Data items:
•••
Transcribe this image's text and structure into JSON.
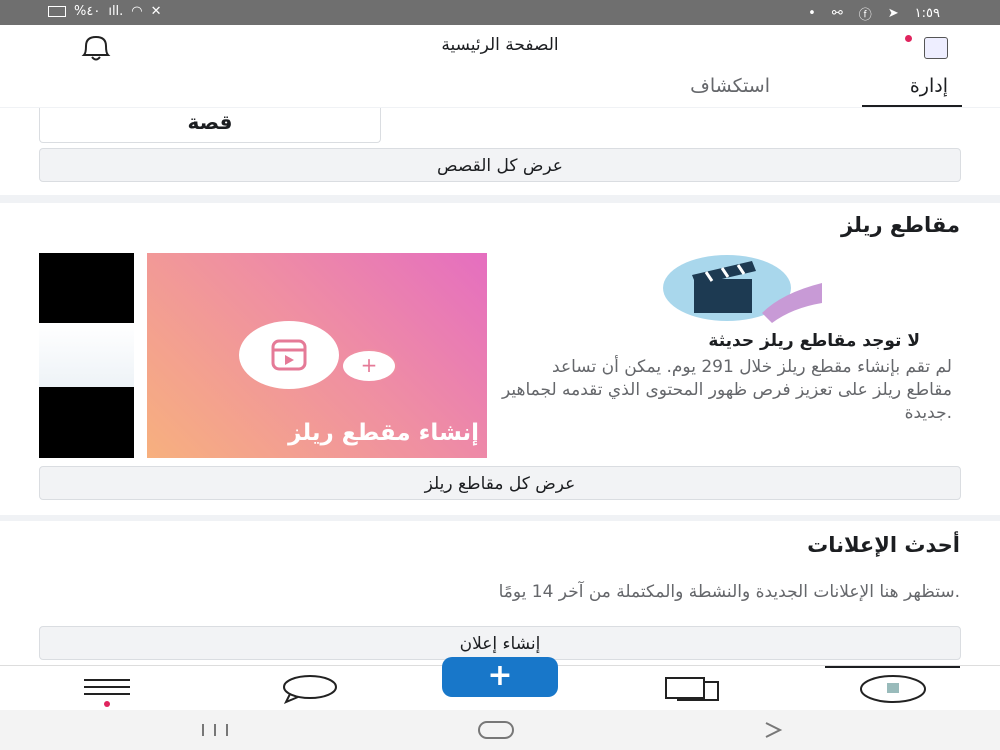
{
  "statusbar": {
    "battery": "%٤٠",
    "signal": "ıll.",
    "time": "١:٥٩"
  },
  "header": {
    "title": "الصفحة الرئيسية"
  },
  "tabs": [
    {
      "label": "إدارة",
      "active": true
    },
    {
      "label": "استكشاف",
      "active": false
    }
  ],
  "stories": {
    "story_label": "قصة",
    "view_all": "عرض كل القصص"
  },
  "reels": {
    "title": "مقاطع ريلز",
    "create_label": "إنشاء مقطع ريلز",
    "empty_title": "لا توجد مقاطع ريلز حديثة",
    "empty_text": "لم تقم بإنشاء مقطع ريلز خلال 291 يوم. يمكن أن تساعد مقاطع ريلز على تعزيز فرص ظهور المحتوى الذي تقدمه لجماهير جديدة.",
    "view_all": "عرض كل مقاطع ريلز"
  },
  "ads": {
    "title": "أحدث الإعلانات",
    "text": "ستظهر هنا الإعلانات الجديدة والنشطة والمكتملة من آخر 14 يومًا.",
    "create": "إنشاء إعلان"
  },
  "fab": {
    "label": "+"
  },
  "colors": {
    "accent": "#1877c9",
    "notification": "#e0245e"
  }
}
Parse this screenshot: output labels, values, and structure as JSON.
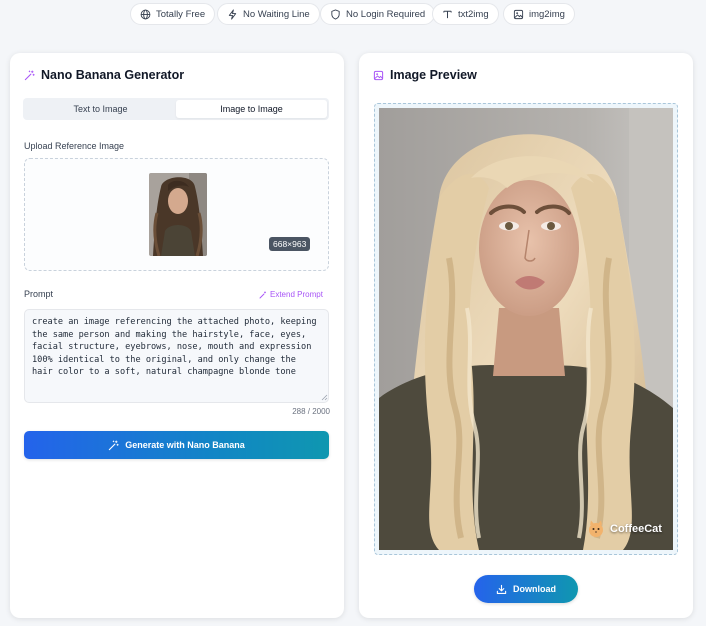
{
  "pills": [
    {
      "label": "Totally Free",
      "icon": "globe-icon"
    },
    {
      "label": "No Waiting Line",
      "icon": "lightning-icon"
    },
    {
      "label": "No Login Required",
      "icon": "shield-icon"
    },
    {
      "label": "txt2img",
      "icon": "text-icon"
    },
    {
      "label": "img2img",
      "icon": "image-icon"
    }
  ],
  "generator": {
    "title": "Nano Banana Generator",
    "tabs": [
      {
        "label": "Text to Image",
        "active": false
      },
      {
        "label": "Image to Image",
        "active": true
      }
    ],
    "upload_label": "Upload Reference Image",
    "image_dimensions": "668×963",
    "prompt_label": "Prompt",
    "extend_prompt": "Extend Prompt",
    "prompt_text": "create an image referencing the attached photo, keeping the same person and making the hairstyle, face, eyes, facial structure, eyebrows, nose, mouth and expression 100% identical to the original, and only change the hair color to a soft, natural champagne blonde tone",
    "char_count": "288 / 2000",
    "generate_button": "Generate with Nano Banana"
  },
  "preview": {
    "title": "Image Preview",
    "watermark": "CoffeeCat",
    "download_button": "Download"
  },
  "colors": {
    "accent_blue": "#2463eb",
    "accent_teal": "#0f97b0",
    "accent_purple": "#a855f7"
  }
}
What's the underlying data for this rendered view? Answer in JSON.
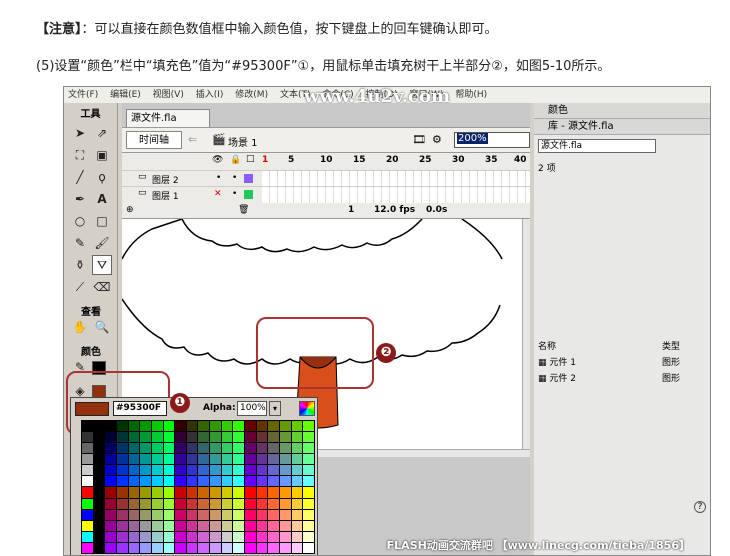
{
  "notes": {
    "line1_bracket": "【注意】",
    "line1_text": "：可以直接在颜色数值框中输入颜色值，按下键盘上的回车键确认即可。",
    "line2_text": "(5)设置“颜色”栏中“填充色”值为“#95300F”①，用鼠标单击填充树干上半部分②，如图5-10所示。"
  },
  "menubar": {
    "items": [
      "文件(F)",
      "编辑(E)",
      "视图(V)",
      "插入(I)",
      "修改(M)",
      "文本(T)",
      "命令(C)",
      "控制(O)",
      "窗口(W)",
      "帮助(H)"
    ]
  },
  "watermark": "www.4u2v.com",
  "tools": {
    "header": "工具",
    "view_header": "查看",
    "colors_header": "颜色"
  },
  "document": {
    "tab": "源文件.fla",
    "timeline_label": "时间轴",
    "scene_label": "场景 1",
    "zoom": "200%",
    "frame_numbers": [
      "1",
      "5",
      "10",
      "15",
      "20",
      "25",
      "30",
      "35",
      "40"
    ],
    "layers": [
      {
        "name": "图层 2",
        "color": "#8b5cf6"
      },
      {
        "name": "图层 1",
        "color": "#22c55e"
      }
    ],
    "status": {
      "frame": "1",
      "fps": "12.0 fps",
      "time": "0.0s"
    }
  },
  "right_panel": {
    "colors_title": "颜色",
    "library_title": "库 - 源文件.fla",
    "library_select": "源文件.fla",
    "item_count": "2 项",
    "col_name": "名称",
    "col_type": "类型",
    "items": [
      {
        "name": "元件 1",
        "type": "图形"
      },
      {
        "name": "元件 2",
        "type": "图形"
      }
    ]
  },
  "color_popup": {
    "hex": "#95300F",
    "alpha_label": "Alpha:",
    "alpha_value": "100%",
    "swatch_color": "#95300f"
  },
  "badges": {
    "one": "❶",
    "two": "❷"
  },
  "footer": "FLASH动画交流群吧 【www.linecg.com/tieba/1856】"
}
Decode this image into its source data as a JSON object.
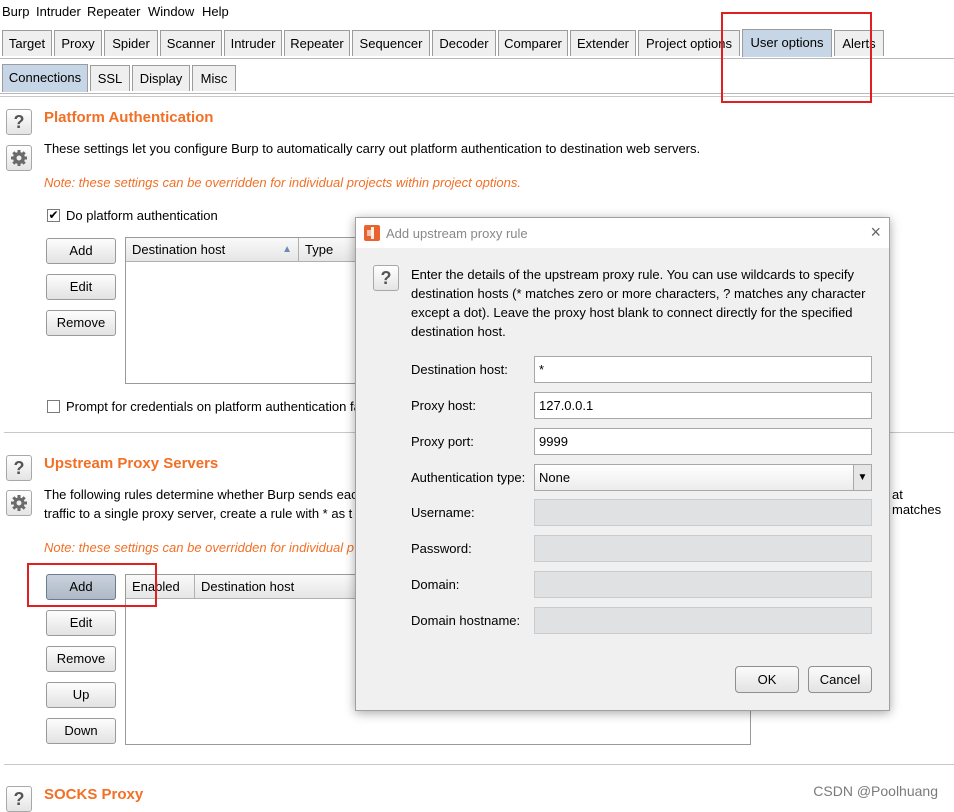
{
  "menu": [
    "Burp",
    "Intruder",
    "Repeater",
    "Window",
    "Help"
  ],
  "top_tabs": [
    "Target",
    "Proxy",
    "Spider",
    "Scanner",
    "Intruder",
    "Repeater",
    "Sequencer",
    "Decoder",
    "Comparer",
    "Extender",
    "Project options",
    "User options",
    "Alerts"
  ],
  "active_top_tab": "User options",
  "sub_tabs": [
    "Connections",
    "SSL",
    "Display",
    "Misc"
  ],
  "active_sub_tab": "Connections",
  "platform_auth": {
    "title": "Platform Authentication",
    "description": "These settings let you configure Burp to automatically carry out platform authentication to destination web servers.",
    "note": "Note: these settings can be overridden for individual projects within project options.",
    "checkbox_label": "Do platform authentication",
    "checkbox_checked": true,
    "buttons": [
      "Add",
      "Edit",
      "Remove"
    ],
    "columns": [
      "Destination host",
      "Type"
    ],
    "prompt_label": "Prompt for credentials on platform authentication fa",
    "prompt_checked": false
  },
  "upstream": {
    "title": "Upstream Proxy Servers",
    "description_line1": "The following rules determine whether Burp sends eac",
    "description_line1_tail": "at matches",
    "description_line2": "traffic to a single proxy server, create a rule with * as t",
    "note": "Note: these settings can be overridden for individual p",
    "buttons": [
      "Add",
      "Edit",
      "Remove",
      "Up",
      "Down"
    ],
    "columns": [
      "Enabled",
      "Destination host"
    ]
  },
  "socks": {
    "title": "SOCKS Proxy"
  },
  "dialog": {
    "title": "Add upstream proxy rule",
    "close_glyph": "×",
    "intro": [
      "Enter the details of the upstream proxy rule. You can use wildcards to specify",
      "destination hosts (* matches zero or more characters, ? matches any character",
      "except a dot). Leave the proxy host blank to connect directly for the specified",
      "destination host."
    ],
    "fields": {
      "destination_host": {
        "label": "Destination host:",
        "value": "*"
      },
      "proxy_host": {
        "label": "Proxy host:",
        "value": "127.0.0.1"
      },
      "proxy_port": {
        "label": "Proxy port:",
        "value": "9999"
      },
      "auth_type": {
        "label": "Authentication type:",
        "value": "None"
      },
      "username": {
        "label": "Username:",
        "value": ""
      },
      "password": {
        "label": "Password:",
        "value": ""
      },
      "domain": {
        "label": "Domain:",
        "value": ""
      },
      "domain_hostname": {
        "label": "Domain hostname:",
        "value": ""
      }
    },
    "ok_label": "OK",
    "cancel_label": "Cancel"
  },
  "watermark": "CSDN @Poolhuang",
  "colors": {
    "accent_orange": "#f26f26",
    "highlight_red": "#e02020",
    "active_tab": "#c7d6e6"
  }
}
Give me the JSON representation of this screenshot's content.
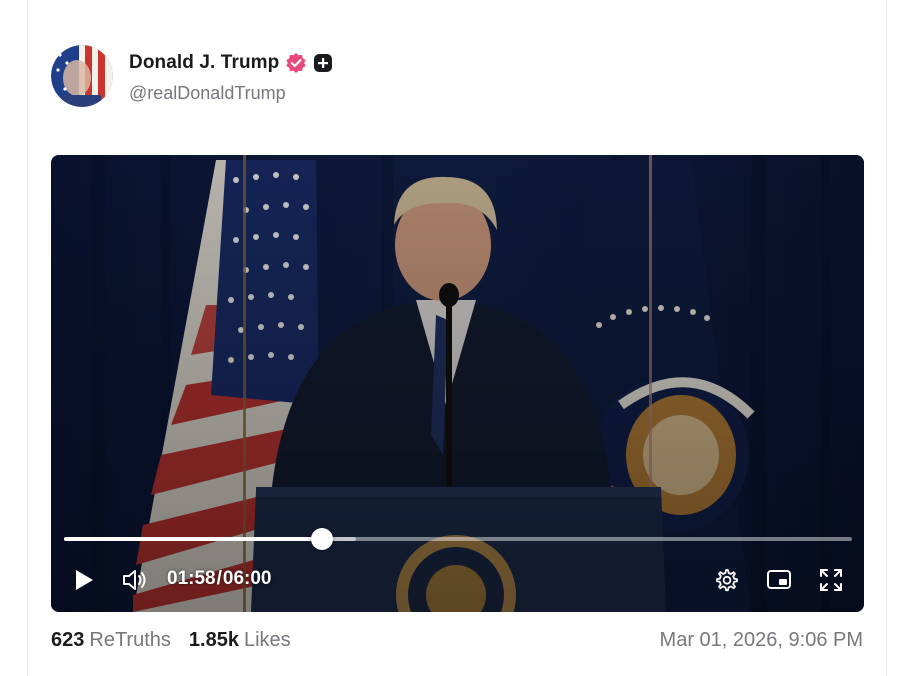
{
  "post": {
    "author": {
      "display_name": "Donald J. Trump",
      "handle": "@realDonaldTrump",
      "avatar_icon": "avatar-portrait",
      "verified_icon": "verified-badge-icon",
      "verified_color": "#e8497a"
    },
    "video": {
      "current_time": "01:58",
      "duration": "06:00",
      "separator": "/",
      "progress_fraction": 0.3278,
      "buffered_fraction": 0.37,
      "controls": {
        "play_icon": "play-icon",
        "volume_icon": "volume-icon",
        "settings_icon": "gear-icon",
        "pip_icon": "picture-in-picture-icon",
        "fullscreen_icon": "fullscreen-icon"
      }
    },
    "stats": {
      "retruths_count": "623",
      "retruths_label": "ReTruths",
      "likes_count": "1.85k",
      "likes_label": "Likes"
    },
    "timestamp": "Mar 01, 2026, 9:06 PM"
  },
  "colors": {
    "text_primary": "#1b1b1f",
    "text_secondary": "#77777f",
    "video_background": "#0a1535"
  }
}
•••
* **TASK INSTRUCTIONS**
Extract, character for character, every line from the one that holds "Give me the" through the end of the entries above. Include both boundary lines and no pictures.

* **WORKED SOLUTION**
Give me the JSON representation of this screenshot's content.
{
  "post": {
    "author": {
      "display_name": "Donald J. Trump",
      "handle": "@realDonaldTrump",
      "avatar_icon": "avatar-portrait",
      "verified_icon": "verified-badge-icon",
      "verified_color": "#e8497a"
    },
    "video": {
      "current_time": "01:58",
      "duration": "06:00",
      "separator": "/",
      "progress_fraction": 0.3278,
      "buffered_fraction": 0.37,
      "controls": {
        "play_icon": "play-icon",
        "volume_icon": "volume-icon",
        "settings_icon": "gear-icon",
        "pip_icon": "picture-in-picture-icon",
        "fullscreen_icon": "fullscreen-icon"
      }
    },
    "stats": {
      "retruths_count": "623",
      "retruths_label": "ReTruths",
      "likes_count": "1.85k",
      "likes_label": "Likes"
    },
    "timestamp": "Mar 01, 2026, 9:06 PM"
  },
  "colors": {
    "text_primary": "#1b1b1f",
    "text_secondary": "#77777f",
    "video_background": "#0a1535"
  }
}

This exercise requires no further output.